One of the biggest threats that faces the people of our nation today is the growing heroin and opiate epidemic that is growing in various regions of the country. This raging drug problem has brought us to the point where many people are realizing that our tactics of dealing with addiction in the previous decades have been vastly inadequate, and even counterproductive. This public health issue deserves a deeper look, and far better legislation to address it. Recently, there was a breakthrough in the Massachusetts House of Representatives when state Congressmen unanimously passed bill H.3944, which is meant to comprehensively address the addiction of heroin and opioids. What does all of this mean, in context, though…
Heroin problem in the Northeast
States in the Northeast United States, like Massachusetts, have become flagships for the heroin epidemic that is sweeping the nation. This trend really picked up in the 1990’s, the fault of which lies in at the feet of incredibly strong prescription drugs that were peddled to the masses by pharmacies. These drugs, such as OxyContin, were powerful and addictive, if abused, which they were. This abuse continued for almost two decades, but was eventually challenged when companies began to look for signs of addiction, and began putting obstacles in place for dependent individuals to get legal opiates. However, many addicts have began to turn to street drugs, such as heroin, to get a high. Of the regions of the country, the Northeastern states have suffered this epidemic disproportionately, and something needed to be done about it.
New Massachusetts bill
This bill would first seek to put a dent in the prescription opiate problem, by limiting the situations that a doctor is able to prescribe such powerful medications. Also, anyone who entered an emergency room, due to an opioid overdose, would be required to have a psychologist do an evaluation to see if they demonstrated any signs of substance abuse. Along with these proposals, many new plans to educate patients and students about the effects of opiates are to be enacted throughout the state.
Worry of resources
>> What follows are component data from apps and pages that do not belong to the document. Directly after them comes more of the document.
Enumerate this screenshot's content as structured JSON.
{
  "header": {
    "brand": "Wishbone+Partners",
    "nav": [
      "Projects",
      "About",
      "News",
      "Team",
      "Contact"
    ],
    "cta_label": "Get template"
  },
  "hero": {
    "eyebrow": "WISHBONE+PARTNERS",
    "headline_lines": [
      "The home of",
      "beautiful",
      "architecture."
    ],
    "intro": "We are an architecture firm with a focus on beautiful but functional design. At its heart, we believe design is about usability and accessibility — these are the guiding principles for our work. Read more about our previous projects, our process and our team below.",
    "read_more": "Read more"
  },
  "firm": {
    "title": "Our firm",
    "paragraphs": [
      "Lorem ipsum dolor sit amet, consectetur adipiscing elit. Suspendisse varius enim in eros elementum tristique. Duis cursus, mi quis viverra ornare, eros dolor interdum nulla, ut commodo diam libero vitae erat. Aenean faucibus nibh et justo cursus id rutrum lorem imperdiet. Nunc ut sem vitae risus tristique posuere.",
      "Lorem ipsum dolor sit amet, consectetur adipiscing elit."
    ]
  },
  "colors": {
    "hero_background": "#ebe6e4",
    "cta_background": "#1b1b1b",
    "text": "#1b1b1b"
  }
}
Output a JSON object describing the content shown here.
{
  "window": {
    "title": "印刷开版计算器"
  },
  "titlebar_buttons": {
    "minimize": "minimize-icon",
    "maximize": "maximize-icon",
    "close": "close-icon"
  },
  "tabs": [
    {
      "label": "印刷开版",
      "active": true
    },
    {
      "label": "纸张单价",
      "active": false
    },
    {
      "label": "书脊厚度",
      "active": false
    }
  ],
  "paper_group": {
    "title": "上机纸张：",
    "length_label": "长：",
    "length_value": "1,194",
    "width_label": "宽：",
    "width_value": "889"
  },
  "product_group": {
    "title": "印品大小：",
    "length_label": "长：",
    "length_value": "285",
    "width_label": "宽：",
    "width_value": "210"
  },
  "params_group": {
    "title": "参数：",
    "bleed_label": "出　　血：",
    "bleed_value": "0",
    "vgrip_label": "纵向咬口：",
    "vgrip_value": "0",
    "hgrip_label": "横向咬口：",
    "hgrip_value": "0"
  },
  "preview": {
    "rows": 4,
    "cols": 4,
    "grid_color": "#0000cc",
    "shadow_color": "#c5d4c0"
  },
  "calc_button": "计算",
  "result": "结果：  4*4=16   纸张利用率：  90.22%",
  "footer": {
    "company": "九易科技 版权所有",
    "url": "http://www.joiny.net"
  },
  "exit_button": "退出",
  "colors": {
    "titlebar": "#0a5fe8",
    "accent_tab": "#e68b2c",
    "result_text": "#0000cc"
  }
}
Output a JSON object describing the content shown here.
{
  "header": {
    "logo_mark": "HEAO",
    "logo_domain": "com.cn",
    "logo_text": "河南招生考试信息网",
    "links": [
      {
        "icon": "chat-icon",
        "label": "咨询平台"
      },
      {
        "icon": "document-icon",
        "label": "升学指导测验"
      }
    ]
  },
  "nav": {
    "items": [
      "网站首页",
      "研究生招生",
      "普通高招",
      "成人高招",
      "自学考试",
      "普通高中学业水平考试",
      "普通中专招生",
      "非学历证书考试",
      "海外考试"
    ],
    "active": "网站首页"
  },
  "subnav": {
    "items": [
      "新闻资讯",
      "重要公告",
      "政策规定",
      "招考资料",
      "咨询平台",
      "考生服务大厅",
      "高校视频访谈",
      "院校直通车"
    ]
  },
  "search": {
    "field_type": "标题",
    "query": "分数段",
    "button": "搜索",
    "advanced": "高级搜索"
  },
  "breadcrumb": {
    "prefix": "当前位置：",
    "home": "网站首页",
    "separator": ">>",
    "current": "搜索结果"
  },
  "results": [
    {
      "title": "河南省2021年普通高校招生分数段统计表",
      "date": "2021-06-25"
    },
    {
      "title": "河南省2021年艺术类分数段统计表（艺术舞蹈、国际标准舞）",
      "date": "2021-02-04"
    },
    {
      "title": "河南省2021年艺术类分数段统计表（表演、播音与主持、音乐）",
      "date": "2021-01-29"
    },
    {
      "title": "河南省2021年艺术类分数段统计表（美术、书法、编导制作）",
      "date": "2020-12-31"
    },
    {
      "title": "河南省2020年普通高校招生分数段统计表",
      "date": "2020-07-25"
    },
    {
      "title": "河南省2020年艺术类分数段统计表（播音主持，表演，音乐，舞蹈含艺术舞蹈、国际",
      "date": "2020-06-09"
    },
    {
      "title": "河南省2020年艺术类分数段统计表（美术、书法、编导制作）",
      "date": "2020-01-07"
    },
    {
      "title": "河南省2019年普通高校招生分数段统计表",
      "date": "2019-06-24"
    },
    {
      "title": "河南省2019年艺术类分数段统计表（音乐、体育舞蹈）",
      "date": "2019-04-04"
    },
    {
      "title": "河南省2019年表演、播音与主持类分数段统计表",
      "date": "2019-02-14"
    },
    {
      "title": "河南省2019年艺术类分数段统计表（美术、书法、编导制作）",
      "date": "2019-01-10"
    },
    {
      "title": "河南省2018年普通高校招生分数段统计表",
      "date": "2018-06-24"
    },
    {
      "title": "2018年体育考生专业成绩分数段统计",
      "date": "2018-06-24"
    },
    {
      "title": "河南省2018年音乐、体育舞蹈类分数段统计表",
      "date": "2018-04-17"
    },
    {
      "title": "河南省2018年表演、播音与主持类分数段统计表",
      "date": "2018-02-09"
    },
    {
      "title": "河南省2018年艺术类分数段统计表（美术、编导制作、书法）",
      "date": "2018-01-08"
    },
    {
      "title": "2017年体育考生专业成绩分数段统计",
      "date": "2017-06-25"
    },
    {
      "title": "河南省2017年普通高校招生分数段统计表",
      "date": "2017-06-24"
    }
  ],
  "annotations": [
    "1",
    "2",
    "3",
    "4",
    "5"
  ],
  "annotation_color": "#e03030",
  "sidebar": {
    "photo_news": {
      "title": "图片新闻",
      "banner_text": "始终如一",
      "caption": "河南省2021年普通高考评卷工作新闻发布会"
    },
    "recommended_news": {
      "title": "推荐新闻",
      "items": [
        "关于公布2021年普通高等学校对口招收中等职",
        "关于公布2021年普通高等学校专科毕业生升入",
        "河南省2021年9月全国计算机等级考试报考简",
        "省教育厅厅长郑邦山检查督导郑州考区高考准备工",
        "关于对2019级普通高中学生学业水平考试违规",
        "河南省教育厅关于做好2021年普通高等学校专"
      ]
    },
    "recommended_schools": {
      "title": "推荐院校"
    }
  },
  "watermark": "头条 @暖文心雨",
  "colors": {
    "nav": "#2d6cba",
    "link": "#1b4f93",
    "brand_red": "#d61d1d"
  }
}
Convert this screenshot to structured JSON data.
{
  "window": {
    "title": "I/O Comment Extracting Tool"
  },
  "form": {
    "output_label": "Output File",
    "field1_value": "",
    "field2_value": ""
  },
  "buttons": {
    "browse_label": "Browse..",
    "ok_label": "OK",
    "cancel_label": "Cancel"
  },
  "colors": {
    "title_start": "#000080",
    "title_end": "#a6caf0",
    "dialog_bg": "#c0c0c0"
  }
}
All of the bills and good intentions in the world can’t solve this epidemic, unless there is substantial money and labor that can carry out the House’s plan. One of the primary worries about the bill is that it won’t allocate enough resources into the programs that are going to be doing more. Many of the state’s beds and resources are already used up, under the current system. Unles more resources and infrastructure can back these new obligations, then the problem may easily persist.